Market too crowded? No problem. Create a niche or invent a new one.
This approach is one of the mainstays of marketing, especially in high-tech. It can be really annoying. Be unique, absolutely. But do it without adding layers of unnecessary complexity.
Let’s start with CRM. Quite a few years back, once the CRM field got super crowded (and before Oracle thinned out the market by buying half the major players), a mix of new and established companies tried to stand out by offering “new” tools or strategies for CRM. One was the “other CRM,” customer relationship marketing; another was “CMR,” customer managed relationships. It took forever for the industry to come to some sort of agreement as to what customer relationship management actually means (and, frankly, there’s still some disagreement; just get marketers and customer service execs in one room to discuss it and you’ll see what I mean), so can we please just leave CRM alone? If you’re still using the “other CRM,” or, worse, CMR, stop. It just confuses already flustered customers to have to keep up with the ever-changing customer relationship alphabet soup.
Same with customer experience management, or CEM. As execs finally started to get the hang of it what it means, someone came along and tried to swap “management” for “marketing.” Now, I’m a big proponent of change (and of marketing), but sometimes change is not for the better. It’s enough that we went from customer experience being CE to CX–one of the few that actually helps to clarify rather than confuse (on its own, CE could be mistaken for customer engagement). So, again, let’s just leave CEM as customer experience management and be done with it.
Sure, I get it, in both cases the key differentiator is “management” versus “marketing.” Perhaps the point of changing the M was to emphasize marketing. It doesn’t work. It’s just confusing. Marketing fits under the original CRM and CEM (M as management) umbrellas. I think it’s easier to explain that you focus on just the marketing aspect of CRM/CEM than it is to explain two definitions, the difference between them, and where you fit in. Simplify. Customers will appreciate it. And, besides, they don’t care about all these definitions; they just want to know how what you offer will benefit them, solve their problems, and increase their revenue.

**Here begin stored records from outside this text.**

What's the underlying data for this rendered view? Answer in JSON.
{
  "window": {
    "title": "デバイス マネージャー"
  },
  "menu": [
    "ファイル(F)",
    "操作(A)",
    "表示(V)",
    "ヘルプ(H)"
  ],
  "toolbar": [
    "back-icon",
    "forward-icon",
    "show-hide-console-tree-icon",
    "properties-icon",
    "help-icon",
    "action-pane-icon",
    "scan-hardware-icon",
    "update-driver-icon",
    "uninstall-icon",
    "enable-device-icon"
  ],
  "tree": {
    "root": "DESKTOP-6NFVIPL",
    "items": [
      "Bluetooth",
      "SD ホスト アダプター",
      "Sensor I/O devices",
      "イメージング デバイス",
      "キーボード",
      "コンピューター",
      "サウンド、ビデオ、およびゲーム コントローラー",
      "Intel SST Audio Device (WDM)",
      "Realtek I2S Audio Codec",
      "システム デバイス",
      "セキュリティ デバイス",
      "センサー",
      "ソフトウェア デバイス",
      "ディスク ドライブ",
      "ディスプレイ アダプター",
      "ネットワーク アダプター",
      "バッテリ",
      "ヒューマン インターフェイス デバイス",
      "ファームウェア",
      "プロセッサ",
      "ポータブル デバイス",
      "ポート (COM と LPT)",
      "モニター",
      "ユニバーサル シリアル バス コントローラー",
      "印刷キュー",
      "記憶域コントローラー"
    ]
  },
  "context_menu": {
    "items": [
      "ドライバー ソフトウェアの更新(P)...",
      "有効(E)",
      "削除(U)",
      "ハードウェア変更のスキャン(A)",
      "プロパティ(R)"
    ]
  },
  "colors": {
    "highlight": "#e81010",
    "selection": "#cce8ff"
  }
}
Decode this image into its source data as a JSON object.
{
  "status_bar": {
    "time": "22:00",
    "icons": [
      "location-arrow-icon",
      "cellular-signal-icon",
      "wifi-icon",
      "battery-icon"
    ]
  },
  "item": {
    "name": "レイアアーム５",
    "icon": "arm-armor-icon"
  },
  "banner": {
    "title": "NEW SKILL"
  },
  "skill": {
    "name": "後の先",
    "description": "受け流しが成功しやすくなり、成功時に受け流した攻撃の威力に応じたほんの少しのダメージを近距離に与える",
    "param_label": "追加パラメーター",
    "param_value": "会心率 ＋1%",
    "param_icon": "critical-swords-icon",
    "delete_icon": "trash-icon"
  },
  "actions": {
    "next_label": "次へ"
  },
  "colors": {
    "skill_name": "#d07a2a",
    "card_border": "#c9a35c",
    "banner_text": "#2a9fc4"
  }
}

The current renaming is a battle of the “channels.” The newest: omnichannel. What?! Is multichannel too straightforward? Too boring? Cross-channel was already taken? And don’t even get me started on the completely unnecessary cross-channel. Tell me, please, is there really any difference between the three that’s not just made-up semantics. They’re all about using multiple channels cohesively to communicate and interact with customers. Multichannel sums it up. Why do we need three ways to say basically the same thing? All it does is force us to waste time trying to explain invented differences.(Admittedly, we’ve written about them all, in our efforts to cover all the various aspects of and viewpoint on marketing.)
According to Merriam-Webster, multi is many, cross is across, and omni is all. In terms of marketing and commerce we have the following:
- Multichannel – Using more than one channel simultaneously. (TheFreeDictionary.com)
- Omnichannel – A seamless approach to retailing across channels; “similar to multichannel.” (Wikipedia)
- Cross-channel – The use of one channel to support another. (BusinessDictionary.com)
The only difference I see between multichannel and omnichannel is that vendors in the retail space decided to call out their niche with their own language. As for multichannel versus cross-channel, if you do multichannel correctly, each channel supports the other. In other words, using the term cross-channel–made up by vendors creating a niche–is superfluous. I’ve been told that cross-channel means that channels are actually connected, whereas multichannel simply means using more than one channel. Again, multichannel done well is synchronous.
If I’m wrong, now’s the time to call me out. Bring it on, but I’m an editor so be clear. If you can make the case that there’s some actual valid difference, I’ll admit my error. Otherwise, let’s just all agree–I’m talking to you, retail industry “omnichannel” vendors–to stick with multichannel and be done with it.